|Survivor 300 SL Gullwing coupe|
Hemming's had a fantastic article
comparing two black-over-red 300 SL Gullwing coupes that went up for
auction at Gooding & Co.'s Scottsdale event this past weekend. One
was a true survivor that was largely intact aside from some claimed
paint touch-ups, while the other was the recipient of a full Concours
|Interior of survivor 300 SL|
In the end, the results shocked some but perhaps surprised few who have been following market trends. The "survivor"
sold for $1,897,500
while the "Concours ready" fully restored car
sold for $1,402,500
. That's a premium of $495,000
for simply leaving the car be. There's seems to be something to mama's lessons about patience and restraint.
|Fully restored 300 SL|
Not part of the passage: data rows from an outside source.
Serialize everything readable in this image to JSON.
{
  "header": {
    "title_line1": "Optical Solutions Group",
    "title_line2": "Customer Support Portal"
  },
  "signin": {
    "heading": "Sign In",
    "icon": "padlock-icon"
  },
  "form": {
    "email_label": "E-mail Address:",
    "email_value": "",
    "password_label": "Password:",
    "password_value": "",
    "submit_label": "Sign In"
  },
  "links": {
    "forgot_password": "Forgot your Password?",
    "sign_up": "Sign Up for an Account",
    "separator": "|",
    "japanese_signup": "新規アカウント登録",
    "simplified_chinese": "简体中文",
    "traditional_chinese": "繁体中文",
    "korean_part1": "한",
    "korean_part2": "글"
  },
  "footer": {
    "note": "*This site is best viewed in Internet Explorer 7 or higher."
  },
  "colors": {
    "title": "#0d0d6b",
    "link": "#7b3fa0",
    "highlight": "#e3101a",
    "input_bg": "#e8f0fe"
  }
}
Wild speculation soon became heated debate once the hoopla subsided and
the reality of today's car market set in. Some collectors are now
rethinking the big bucks they spent on past nut-and-bolt restorations
while others insist this is a trend that will eventually die out.
|Interior of the restored 300 SL|
We tend to skew towards this being the new normal, especially
considering the collector car market is now being more often compared to
the art and antiques markets, where originality has been prized for
decades. Remember in the 1980's when everyone was a backyard furniture
restorer, stripping away cracked layers of original varnish only to be
reprimanded by the Keno brothers when they showed up on Antiques
Roadshow with dollar signs in their eyes? As is often said, "it's only
|Roy Roger's XK140 SE|
Other "survivor" sales of the event included Roy Roger's Jaguar XK140 roadster with tattered innards, and a '67 Ferrari 330 GTS still sporting it's elegant cover of detrius.
...Story continues at MotoArigato.com